The story is deceivingly complex, and equally so enriched with humanity. While the primary thread is about Woody trying to get his cash, this is more importantly a study of a way of life in the American mid-west that seems to be on the verge of extinction. In multiple beautifully captured shots, one can sense the dust and cobwebs climbing up and over everything, burying underneath it a longstanding history of humbled tradition, one that prides itself on its dedication to manual labor and small-town mom-and-pop business. Obviously, corn is a priority. But that’s not what the big picture is here. What’s more startling than anything is how much these places seem to have fallen by the wayside with the advent of technology in the 21st Century. This is a film set in present day, but it could just as easily have been set in the 1960s; the forties. There’s something about Payne’s choice of location that is timeless — not in the romantic sense, per se, but more so in the dog-with-three-legs kind of way.

But that last paragraph is more extrapolation than anything else. What really runs deep is the journey to discover what makes the Grant family tick.

In a place where gossip spreads like wildfire due to a lack of other avenues of entertainment, the biggest challenge facing the Grants concerns the town’s potential reaction to what we all might assume is the reality of his situation: he’s not a millionaire. He’s just a sad, confused man, desperate to cling on to something, anything in his last years. In the process of getting to Lincoln, there is so much to be discovered about the relationships between father and son, between wife and husband, and perhaps most troublingly, that of the one between Woody and his friends. . .namely, Ed Pegram (Stacy Keach), a man he enlisted in the Korean War with.

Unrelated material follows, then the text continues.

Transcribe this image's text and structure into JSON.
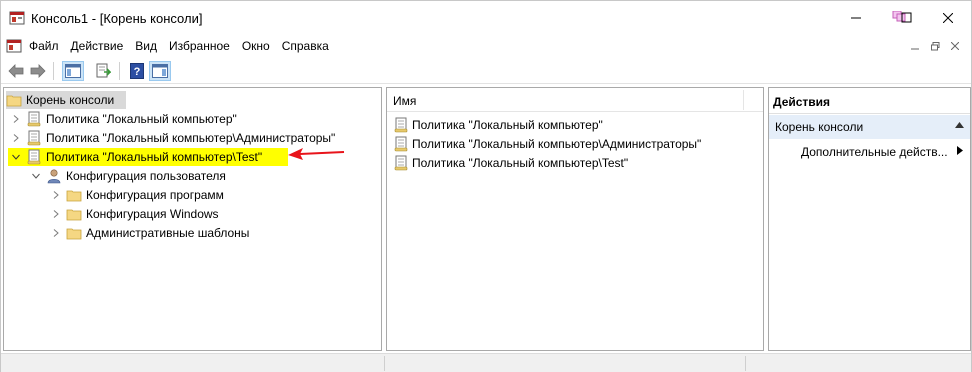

Payne continues to refine his ability to balance gloom-and-doom with comedy in this Bruce Dern-led drama. This film brings tears to the eye as effortlessly as it wrings laughter from a deadpan script. A great deal of the comedy stems from Squibb’s disproval of her husband, but these moments never feel anything less than genuine. The same can be said about the particularly low moments. There is heart ache abound in this low-key drama about the true despair of aging and the importance of family. At the end of the day, Nebraska is one great example of a film relying on the strength and authenticity of its storytelling. Audiences are going to latch on to many aspects of this movie (the performances are truly excellent), but in this case, the most resonant aspect is the crushing blow to the ego that lotteries and sweepstakes provide more often than not. The money (especially the lack thereof) doesn’t necessarily make the man.

nebraska-2

4-5Recommendation: While it helps to be a follower of the Alexander Payne school of film, Nebraska is a thoroughly well-made film that deserves a wider audience than it’s getting. Quiet, unassuming and surprisingly emotional (surprising, given the setting), the story of Woody Grant is extremely touching. One of this reviewer’s favorites of 2013 to be sure. Go see it.

Rated: R

Running Time: 114 mins.

Quoted: “C’mon, have a beer with your old man. Be somebody.”

All content originally published and the reproduction elsewhere without the expressed written consent of the blog owner is prohibited.

Photo credits: http://www.impawards.com; http://www.imdb.com